Christmas is fast approaching us and sometimes we can get caught up with everything else that’s happening around us. There can be finals, family time coming up, gifts to buy, etc. Yet we can overlook that Christmas was the climax of the story that God has told since the beginning of time, when Christ entered the world to bring home his children. I recently read this in J.I. Packer’s “Knowing God” and thought I should share it with you. God has given us the ultimate gift, and the thanks we should give is much more beautiful and power than anything we could ever come up with.
“We see now what it meant for the Son of God to empty Himself and become poor. It meant a laying aside of glory (the real kenosis); a voluntary restraint of power; an acceptance of hardship, isolation, ill-treatment, malice, and misunderstanding; finally, a death that involved such agony – spiritual, even more than physical – that His mind nearly broke under the prospect of it. (See Luke 12:50, and the Gethsemane story.) It meant love to the uttermost for unlovely men, who ‘through his poverty, might become rich’. The Christmas message is that there is hope for a ruined humanity – hope of pardon, hope of peace with God, hope of glory – because at the Father’s will Jesus Christ became poor, and was born in a stable so that thirty years later He might hang on a cross. It is the most wonderful message that the world has ever heard, or will hear.
We talk glibly of the ‘Christmas spirit’, rarely meaning more by this than sentimental jollity on a family basis. But what we have said makes it clear that the phrase should in fact carry a tremendous weight of meaning. It ought to mean the reproducing in human lives of the temper of Him who for our sakes became poor at the first Christmas. And the Christmas spirit itself ought to be the mark of every Christian all the year round.
It is our shame and disgrace today that so many Christians – I will be more specific: so many of the soundest and most orthodox Christians – go through this world in the spirit of the priest and the Levite in our Lord’s parable, seeing human needs all around them, but (after a pious wish, and perhaps a prayer, that God might meet them) averting their eyes, and passing by on the other side. That is not the Christmas spirit. Nor is it the spirit of those Christians – alas, they are many – whose ambition in life seems limited to building a nice middle-class Christian home, and making nice middle-class Christian friends, and bringing up their children in nice middle-class Christian ways, and who leave the sub-middle-class sections of the community, Christian and non-Christian, to get on by themselves.
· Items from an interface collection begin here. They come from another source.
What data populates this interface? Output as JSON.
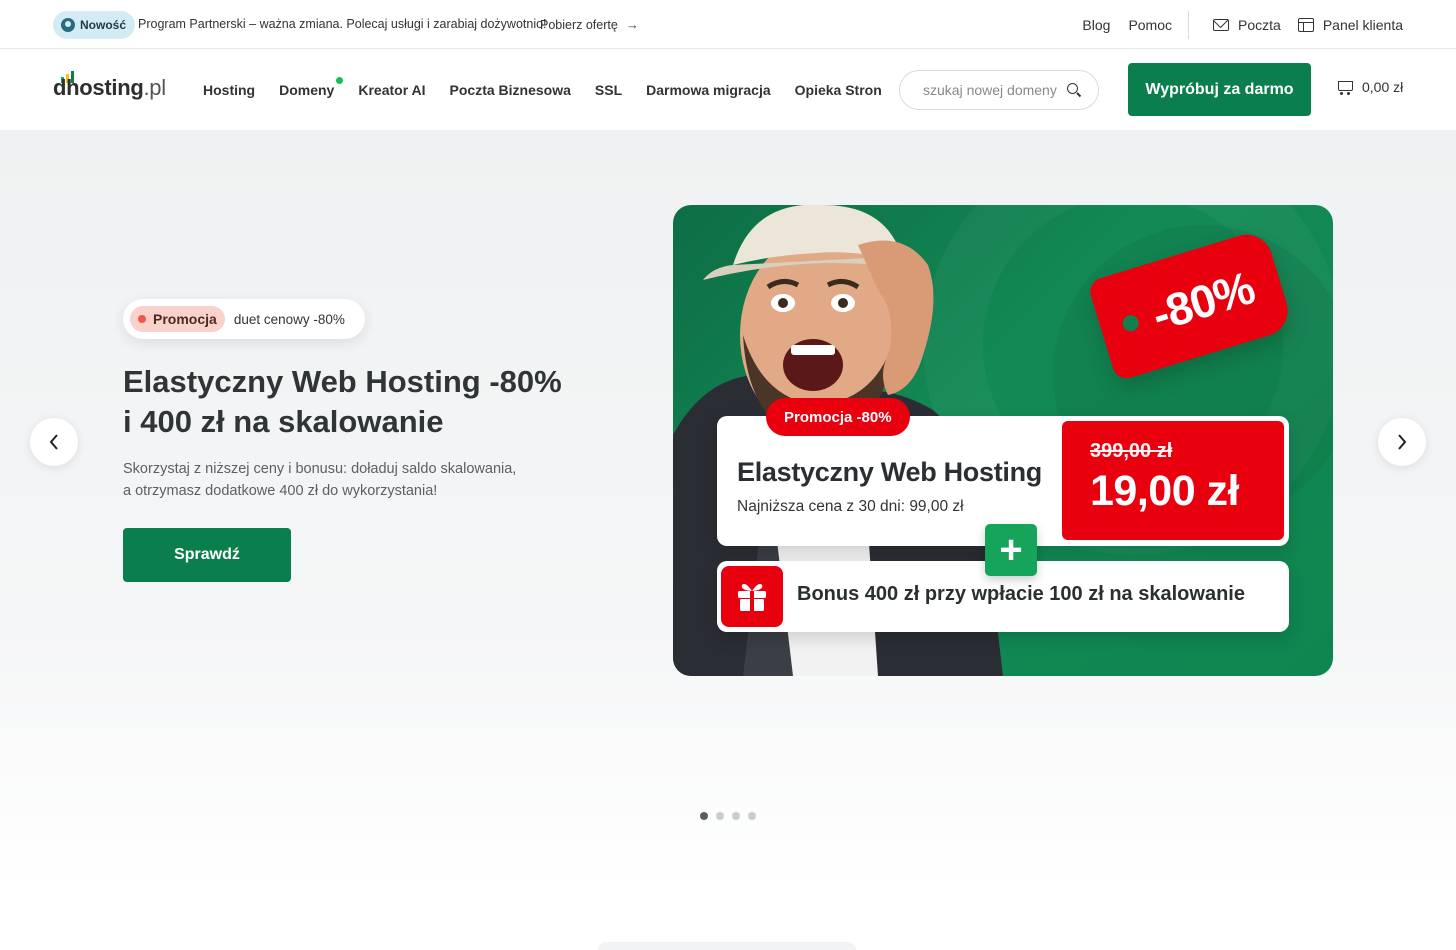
{
  "topbar": {
    "badge": "Nowość",
    "message": "Program Partnerski – ważna zmiana. Polecaj usługi i zarabiaj dożywotnio!",
    "link": "Pobierz ofertę",
    "links": [
      "Blog",
      "Pomoc"
    ],
    "mail": "Poczta",
    "panel": "Panel klienta"
  },
  "header": {
    "logo_main": "dhosting",
    "logo_tld": ".pl",
    "nav": [
      "Hosting",
      "Domeny",
      "Kreator AI",
      "Poczta Biznesowa",
      "SSL",
      "Darmowa migracja",
      "Opieka Stron"
    ],
    "search_placeholder": "szukaj nowej domeny",
    "cta": "Wypróbuj za darmo",
    "cart_total": "0,00 zł"
  },
  "hero": {
    "promo_tag": "Promocja",
    "promo_sub": "duet cenowy -80%",
    "title_line1": "Elastyczny Web Hosting -80%",
    "title_line2": "i 400 zł na skalowanie",
    "desc_line1": "Skorzystaj z niższej ceny i bonusu: doładuj saldo skalowania,",
    "desc_line2": "a otrzymasz dodatkowe 400 zł do wykorzystania!",
    "button": "Sprawdź",
    "slide_count": 4,
    "active_slide": 1
  },
  "banner": {
    "discount": "-80%",
    "promo": "Promocja -80%",
    "title": "Elastyczny Web Hosting",
    "subtitle": "Najniższa cena z 30 dni: 99,00 zł",
    "old_price": "399,00 zł",
    "new_price": "19,00 zł",
    "plus": "+",
    "bonus": "Bonus 400 zł przy wpłacie 100 zł na skalowanie"
  },
  "colors": {
    "brand_green": "#0b7e4e",
    "promo_red": "#e8000f",
    "domain_dot": "#1db954"
  }
}
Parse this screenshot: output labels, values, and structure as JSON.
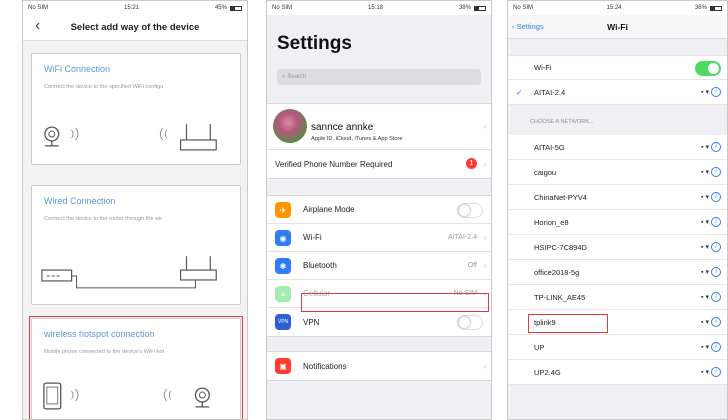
{
  "phone1": {
    "status": {
      "carrier": "No SIM",
      "time": "15:21",
      "battery": "45%"
    },
    "title": "Select add way of the device",
    "cards": [
      {
        "title": "WiFi Connection",
        "desc": "Connect the device to the specified WiFi configu"
      },
      {
        "title": "Wired Connection",
        "desc": "Connect the device to the router through the wir"
      },
      {
        "title": "wireless hotspot connection",
        "desc": "Mobile phone connected to the device's WiFi hot"
      }
    ]
  },
  "phone2": {
    "status": {
      "carrier": "No SIM",
      "time": "15:18",
      "battery": "38%"
    },
    "title": "Settings",
    "search_placeholder": "Search",
    "profile": {
      "name": "sannce annke",
      "sub": "Apple ID, iCloud, iTunes & App Store"
    },
    "verified": {
      "label": "Verified Phone Number Required",
      "badge": "1"
    },
    "rows": [
      {
        "label": "Airplane Mode",
        "value": "",
        "color": "#ff9500",
        "icon": "airplane-icon"
      },
      {
        "label": "Wi-Fi",
        "value": "AITAI-2.4",
        "color": "#2f7cf6",
        "icon": "wifi-icon"
      },
      {
        "label": "Bluetooth",
        "value": "Off",
        "color": "#2f7cf6",
        "icon": "bluetooth-icon"
      },
      {
        "label": "Cellular",
        "value": "No SIM",
        "color": "#4cd964",
        "icon": "cellular-icon"
      },
      {
        "label": "VPN",
        "value": "",
        "color": "#2f5fd6",
        "icon": "vpn-icon"
      }
    ],
    "notifications": "Notifications"
  },
  "phone3": {
    "status": {
      "carrier": "No SIM",
      "time": "15:24",
      "battery": "36%"
    },
    "back": "Settings",
    "title": "Wi-Fi",
    "wifi_label": "Wi-Fi",
    "connected": "AITAI-2.4",
    "section": "CHOOSE A NETWORK...",
    "networks": [
      "AITAI-5G",
      "caigou",
      "ChinaNet-PYV4",
      "Horion_e8",
      "HSIPC-7C894D",
      "office2018-5g",
      "TP-LINK_AE45",
      "tplink9",
      "UP",
      "UP2.4G"
    ],
    "highlight_color": "#e23b3b"
  }
}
The Christmas spirit does not shine out in the Christian snob. For the the Christmas spirit is the spirit of those who, like their Master, live their whole lives on the principle of making themselves poor – spending and being spent – to enrich their fellow men, giving time, trouble, care and concern, to do good to others – and not just their own friends – in whatever way there seems need. There are not as many who show this spirit as there should be. If God in mercy revives us, one of the things He will do will be to work more of this spirit in our hearts and lives. If we desire spiritual quickening for ourselves individually, one step we should take is to seek to cultivate this spirit. ‘Ye know the grace of our Lord Jesus Christ, that, though he was rich, yet for our sakes he became poor, that ye through his poverty might be rich.’ ‘Let this mind be in you, which was also in Christ Jesus.’ ‘I will run the way of thy commandments, when thou shalt enlarge my heart’ (Ps. 119:32).” (p55-56, Packer)